The camera software is well designed and easy to use. It’s easy for a novice to quickly snap a photo or for a pro to dive into the settings. HTC includes modes for panorama, slow motion, hyper lapse, and Zoe (live photos before live photos were a thing). Switching the aspect ration and resolution of photos and videos is just a tap away. The 4K videos look great if you have something to watch them on.
In my opinion, the most important part of any phone is the software. Powerful specs and a good camera are important, but software is the thing you interact with hundreds of times every day. Horrible software can completely ruin the experience. This is where the HTC 10 really excels, especially if you’re a hardcore Android fan.
This isn’t a device that’s bogged down by a heavy skin and duplicate apps. For the most part, HTC has gotten out of the way and let Android be Android. The 10 has one browser, one calendar app, one gallery, one music app, etc. I have to tip my hat to HTC for showing restraint. When Google Chrome is already pre-installed on a device, what is the point of including your own browser?
Sense 8 works pretty much like you’d expect Android Marshmallow to work. That sounds like an obvious statement, but it’s certainly not the case with many Android devices. TouchWiz looks like it’s trying to be Android. Huawei’s skin can barely be called “Android” at all. HTC keeps it simple. Things like the notification shade and Recent Apps menu look nearly identical to stock Android. There’s still enough customization to show that this is an HTC phone, but it’s not overwhelming.

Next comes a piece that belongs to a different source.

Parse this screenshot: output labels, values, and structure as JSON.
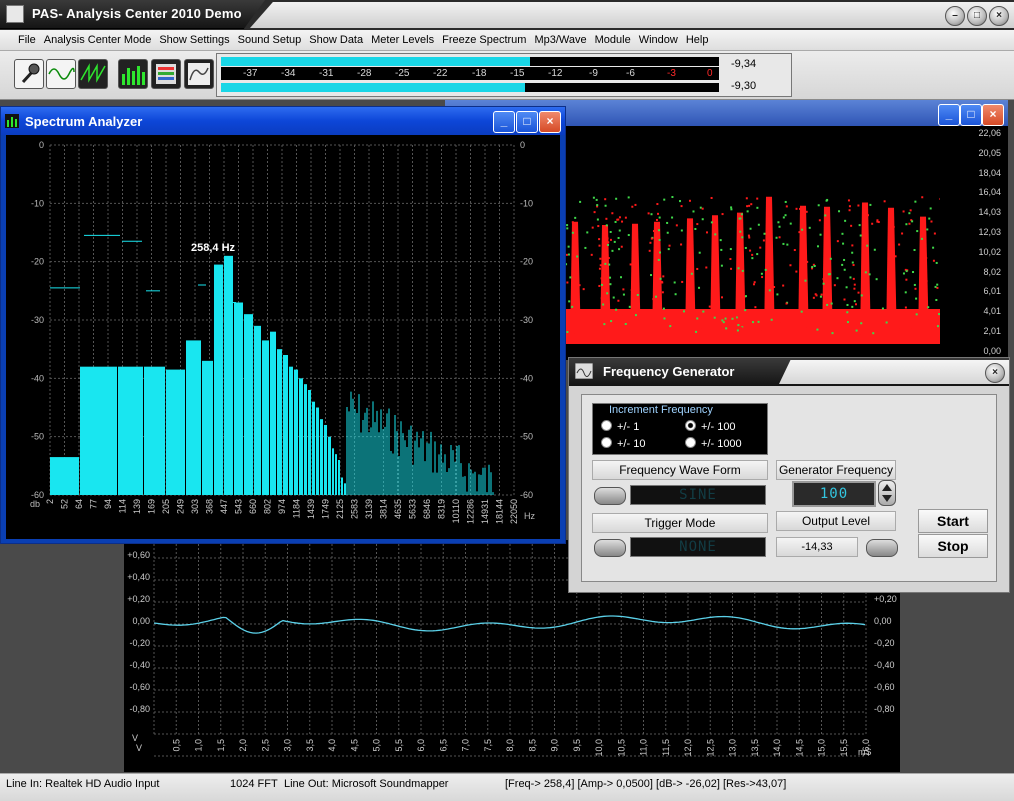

One of the neat things that HTC has included is “Freestyle Layout.” You can use “stickers” instead of app icons and put them literally anywhere on the screen. Even on top of other stickers. It’s a great way to completely change the launcher. The theme engine is also still here. You can create a theme based on your current wallpaper or a photo in your gallery. The themes change some system colors, icons, and even notification sounds.
There was a time when Android needed to be skinned. HTC was one of the first to do it in an elegant way. Android doesn’t need that anymore. HTC has taken the philosophy “if it ain’t broke don’t fix it,” and that’s something I wish more manufacturers would learn.

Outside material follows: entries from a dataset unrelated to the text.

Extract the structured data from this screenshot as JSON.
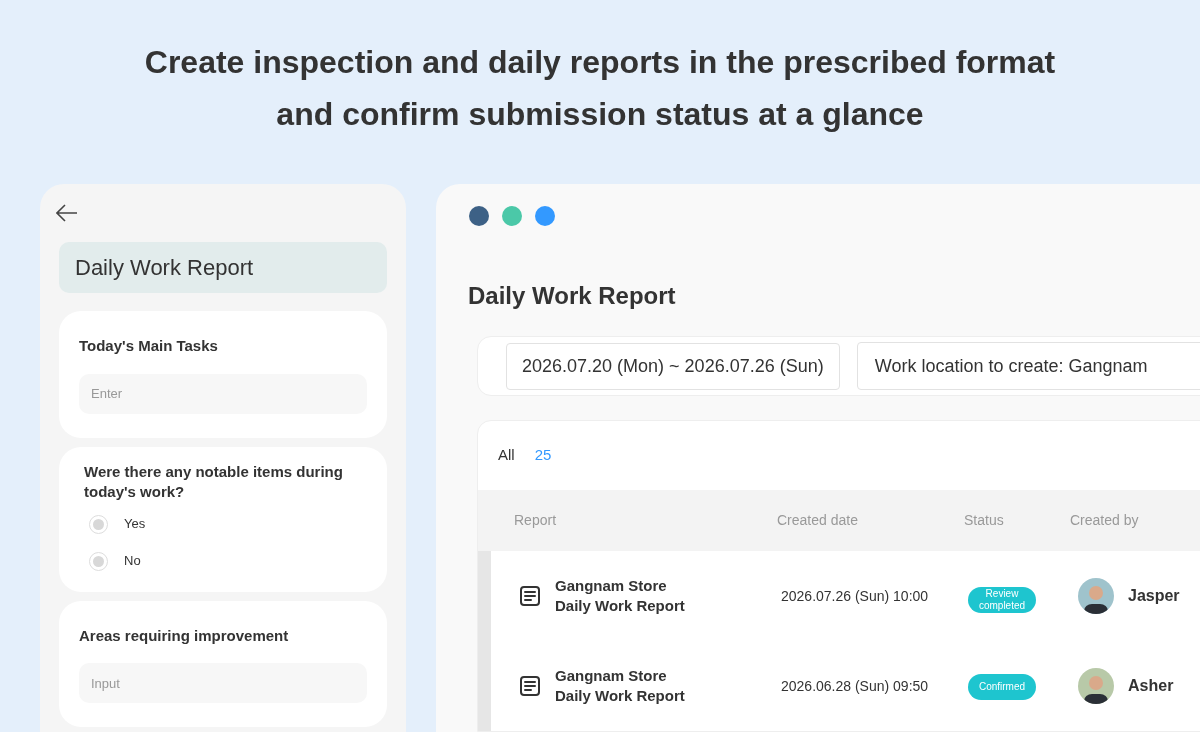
{
  "headline": "Create inspection and daily reports in the prescribed format\nand confirm submission status at a glance",
  "mobile": {
    "title": "Daily Work Report",
    "cards": [
      {
        "kind": "text",
        "label": "Today's Main Tasks",
        "placeholder": "Enter"
      },
      {
        "kind": "radio",
        "label": "Were there any notable items during today's work?",
        "options": [
          {
            "label": "Yes",
            "selected": false
          },
          {
            "label": "No",
            "selected": false
          }
        ]
      },
      {
        "kind": "text",
        "label": "Areas requiring improvement",
        "placeholder": "Input"
      }
    ]
  },
  "window": {
    "dots": [
      {
        "color": "#3d6186"
      },
      {
        "color": "#4bc8a8"
      },
      {
        "color": "#3399ff"
      }
    ],
    "title": "Daily Work Report",
    "filters": {
      "period": "2026.07.20 (Mon) ~ 2026.07.26 (Sun)",
      "location": "Work location to create: Gangnam"
    },
    "tabs": [
      {
        "label": "All",
        "count": "25"
      }
    ],
    "table": {
      "columns": [
        "Report",
        "Created date",
        "Status",
        "Created by"
      ],
      "rows": [
        {
          "report": "Gangnam Store\nDaily Work Report",
          "date": "2026.07.26 (Sun) 10:00",
          "status": "Review\ncompleted",
          "author": "Jasper"
        },
        {
          "report": "Gangnam Store\nDaily Work Report",
          "date": "2026.06.28 (Sun) 09:50",
          "status": "Confirmed",
          "author": "Asher"
        }
      ]
    }
  }
}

In many ways, the HTC 10 is a throwback to the old days of Android devices. There’s nothing too flashy going on here. No curved displays or slide-out batteries. It’s just a phone that improves greatly on last year’s model. Some people find that to be pretty boring. What some people consider “boring ” I consider refreshingly simple. It’s more important to perfectly execute the little things than to reinvent the wheel every year.
Smartphones have fallen into the trap of “more = better.” The HTC 10 doesn’t hide behind any gimmicks. It’s one of the most complete phones to launch in a while. There’s no “but” statement to make. I don’t have to say “it has great battery life but the software sucks” or “the display is beautiful but it’s hard to hold.” That doesn’t mean the HTC 10 is without flaws. The camera could be better and it’s a little expensive, but the overall package is rock solid. While everyone else is trying to be bold, HTC went with boring, and there’s nothing bolder than that.
HTC 10 Rating: star_fullstar_fullstar_fullstar_fullstar_75 (4.8 / 5)
- Premium design and build quality
- Excellent software
- Great fingerprint sensor
- Good battery life
- Camera could be better
- Should be priced more competitively
The Bottom Line
The HTC 10 is a solid, all-around good phone. In a day and age where every phone has some kind of shiny gimmick, the 10 might seem a little boring. But that doesn’t have to be a bad thing. All that glitters is not gold. The HTC 10 is one of the most pleasant experiences you’ll have with an Android phone.